→ **Task material**
+++

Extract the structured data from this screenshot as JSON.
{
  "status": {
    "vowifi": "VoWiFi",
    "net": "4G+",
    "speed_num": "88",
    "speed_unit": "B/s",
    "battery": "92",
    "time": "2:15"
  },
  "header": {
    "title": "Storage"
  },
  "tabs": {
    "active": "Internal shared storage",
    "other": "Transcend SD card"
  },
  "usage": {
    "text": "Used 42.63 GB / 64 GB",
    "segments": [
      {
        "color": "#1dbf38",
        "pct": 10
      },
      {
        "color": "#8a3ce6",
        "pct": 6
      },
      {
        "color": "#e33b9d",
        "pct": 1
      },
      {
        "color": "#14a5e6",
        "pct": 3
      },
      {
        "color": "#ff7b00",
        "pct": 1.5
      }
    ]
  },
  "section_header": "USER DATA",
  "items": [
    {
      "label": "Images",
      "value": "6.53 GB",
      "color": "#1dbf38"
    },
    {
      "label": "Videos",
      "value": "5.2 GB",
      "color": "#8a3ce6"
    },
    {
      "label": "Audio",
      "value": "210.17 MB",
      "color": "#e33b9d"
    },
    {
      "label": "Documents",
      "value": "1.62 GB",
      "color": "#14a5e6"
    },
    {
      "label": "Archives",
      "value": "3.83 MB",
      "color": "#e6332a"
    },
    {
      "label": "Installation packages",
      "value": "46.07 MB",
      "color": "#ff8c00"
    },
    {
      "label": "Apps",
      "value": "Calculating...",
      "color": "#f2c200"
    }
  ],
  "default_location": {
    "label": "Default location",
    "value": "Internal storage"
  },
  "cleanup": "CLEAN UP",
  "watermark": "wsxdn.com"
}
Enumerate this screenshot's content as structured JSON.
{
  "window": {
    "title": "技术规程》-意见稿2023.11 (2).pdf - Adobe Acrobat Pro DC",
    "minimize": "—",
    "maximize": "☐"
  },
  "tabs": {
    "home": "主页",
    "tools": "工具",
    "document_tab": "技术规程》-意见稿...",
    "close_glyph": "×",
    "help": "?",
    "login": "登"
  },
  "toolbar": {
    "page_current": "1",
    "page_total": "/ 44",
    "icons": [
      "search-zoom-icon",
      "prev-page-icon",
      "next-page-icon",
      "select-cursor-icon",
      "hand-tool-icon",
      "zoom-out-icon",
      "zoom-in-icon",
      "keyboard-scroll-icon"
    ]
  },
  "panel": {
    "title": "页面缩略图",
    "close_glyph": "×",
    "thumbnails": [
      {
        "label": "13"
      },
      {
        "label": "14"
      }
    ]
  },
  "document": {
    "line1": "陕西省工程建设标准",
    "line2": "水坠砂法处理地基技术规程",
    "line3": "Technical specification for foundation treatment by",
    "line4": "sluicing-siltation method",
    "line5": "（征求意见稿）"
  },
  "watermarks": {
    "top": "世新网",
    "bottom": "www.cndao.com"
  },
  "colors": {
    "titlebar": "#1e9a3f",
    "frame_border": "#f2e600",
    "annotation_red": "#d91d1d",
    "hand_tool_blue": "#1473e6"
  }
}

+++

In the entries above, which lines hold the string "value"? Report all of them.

      "value": "6.53 GB",
      "value": "5.2 GB",
      "value": "210.17 MB",
      "value": "1.62 GB",
      "value": "3.83 MB",
      "value": "46.07 MB",
      "value": "Calculating...",
    "value": "Internal storage"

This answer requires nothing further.